The GRI guidelines are now used by more than 150 companies worldwide, including for example, ABB, General Motors, Royal/Dutch Shell, Eskom, Rabobank, South African Breweries, Nissan and Ford underlines the growing recognition of this reality. As the business case for sustainability reporting is further articulated and understood, the number of companies issuing GRI reports is likely to reach thousands within a few years.
Sustainability cannot be reached without the robust and focused input of a healthy business sector, working in close collaboration with governments and the rest of civil society. At the Bali preparatory meeting for the WSSD in June 2002, ministers specifically agreed in the draft Plan of Implementation for the summit on the need to enhance corporate environmental and social responsibility and accountability, “taking into account such initiatives as ...the Global Reporting Initiative guidelines on sustainability reporting...". As was evident in Johannesburg, there is a near global consensus that companies should go beyond financial philanthropy and apply their expertise and technology to solve social problems.

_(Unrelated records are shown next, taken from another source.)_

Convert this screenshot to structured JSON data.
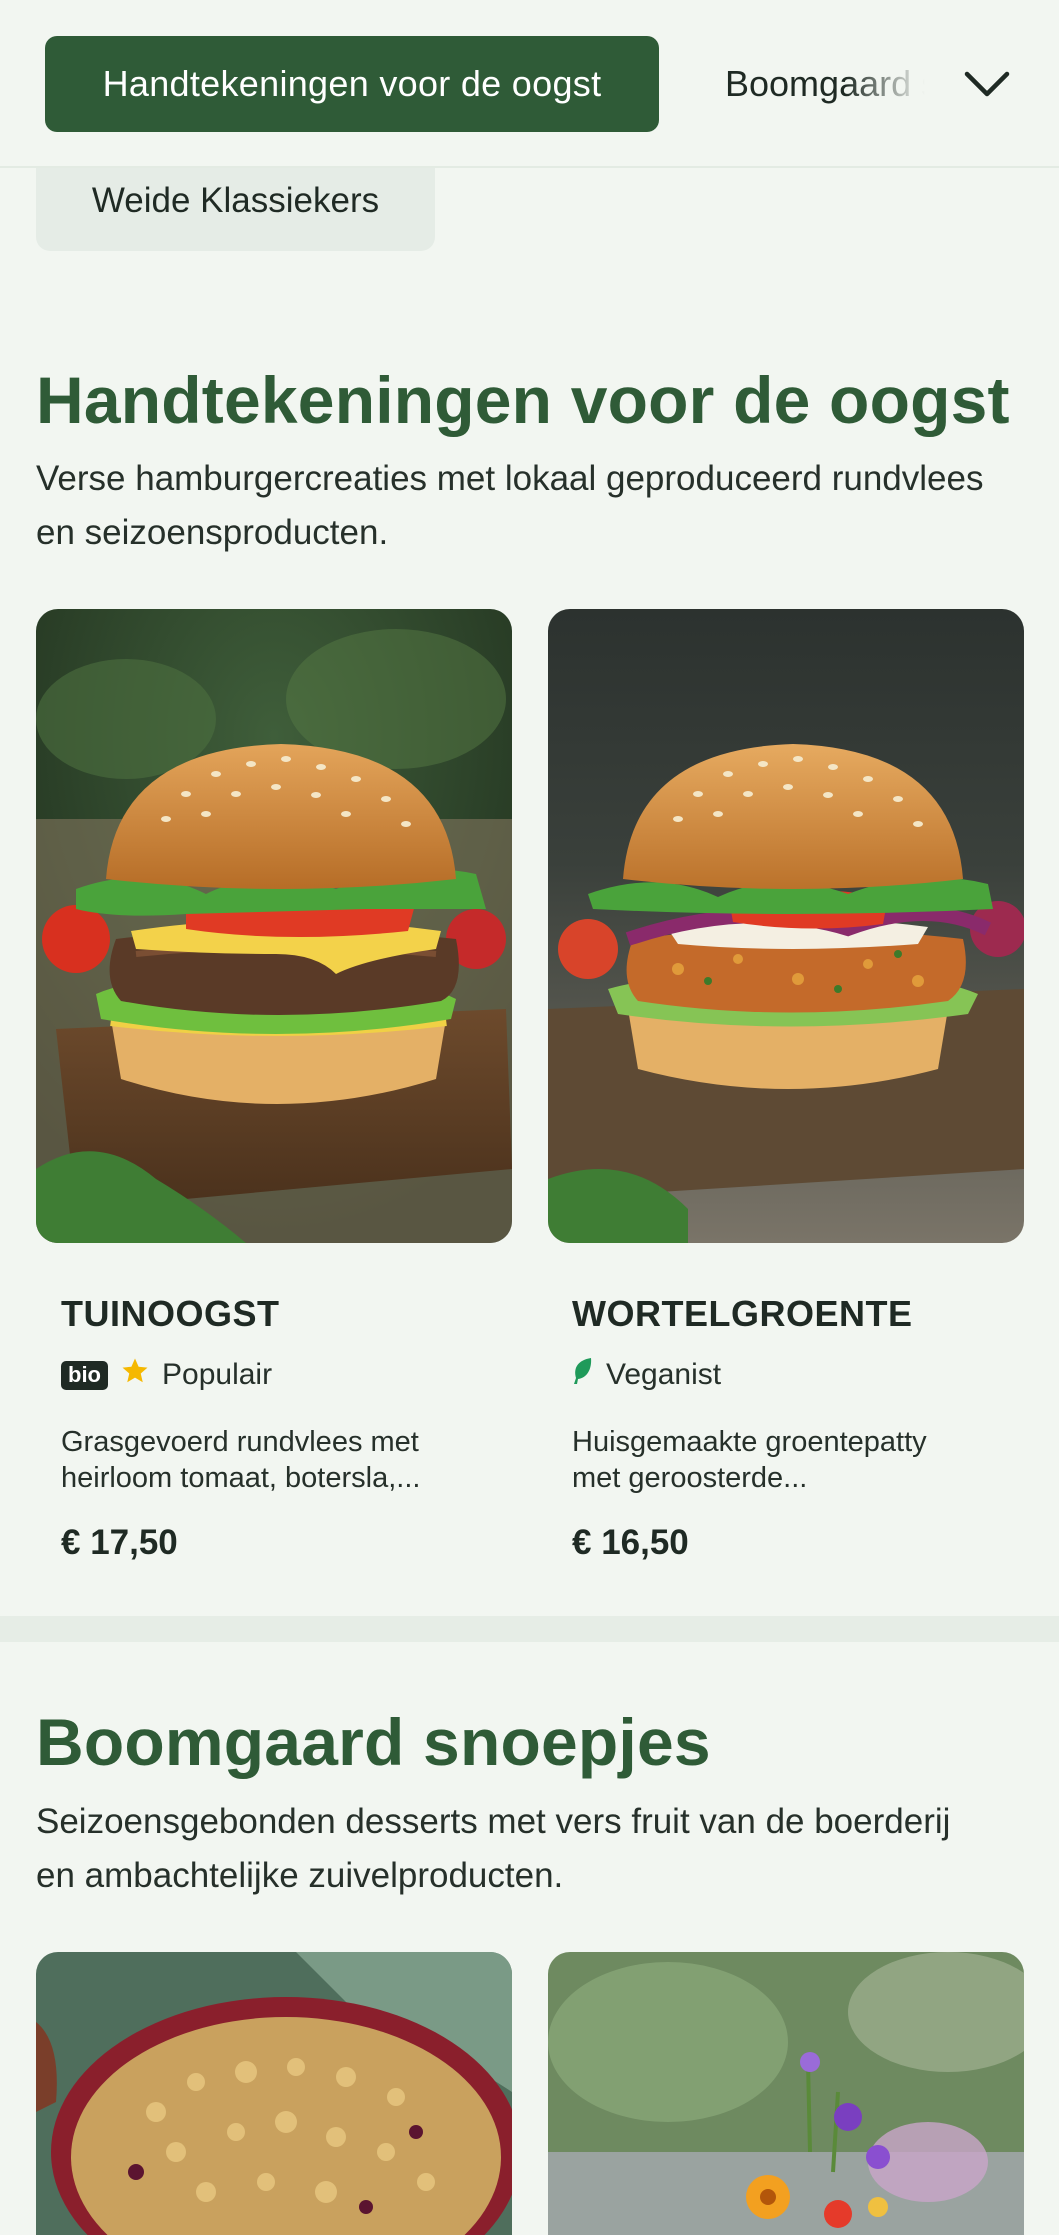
{
  "nav": {
    "active_tab": "Handtekeningen voor de oogst",
    "next_tab": "Boomgaard snoepjes",
    "under_tab": "Weide Klassiekers",
    "chevron_icon": "chevron-down-icon"
  },
  "sections": [
    {
      "title": "Handtekeningen voor de oogst",
      "description": "Verse hamburgercreaties met lokaal geproduceerd rundvlees en seizoensproducten.",
      "items": [
        {
          "name": "TUINOOGST",
          "badge": "bio",
          "tag_icon": "star-icon",
          "tag": "Populair",
          "description_line1": "Grasgevoerd rundvlees met",
          "description_line2": "heirloom tomaat, botersla,...",
          "price": "€ 17,50"
        },
        {
          "name": "WORTELGROENTE",
          "tag_icon": "leaf-icon",
          "tag": "Veganist",
          "description_line1": "Huisgemaakte groentepatty",
          "description_line2": "met geroosterde...",
          "price": "€ 16,50"
        }
      ]
    },
    {
      "title": "Boomgaard snoepjes",
      "description": "Seizoensgebonden desserts met vers fruit van de boerderij en ambachtelijke zuivelproducten."
    }
  ],
  "colors": {
    "brand_green": "#2f5b37",
    "background": "#f2f6f1",
    "star": "#f5b800",
    "leaf": "#1f9a5a"
  }
}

Judging from media reports and public opinion polls, the level of public trust in corporations is at an all-time low. The disruption and loss to workers, investors and communities associated with the recent corporate failures have taken a severe toll on economies and societies. Not only is there a clear sense that corporations have a responsibility to provide a full and more accurate account of their financial situation but also that they must make more earnest efforts towards sustainability if they are to win back public support. This is clear from widespread calls by major NGOs for an international, legally binding, mechanism to hold transnational corporations accountable for their behaviour.
Governments must make every effort to assist businesses to meet these challenges. The GRI Sustainable Reporting Guidelines can play a vital role.
• UNEP (2002), Industry as a Partner for Sustainable Development – 10 Years After Rio: The UNEP assessment, www.unep.org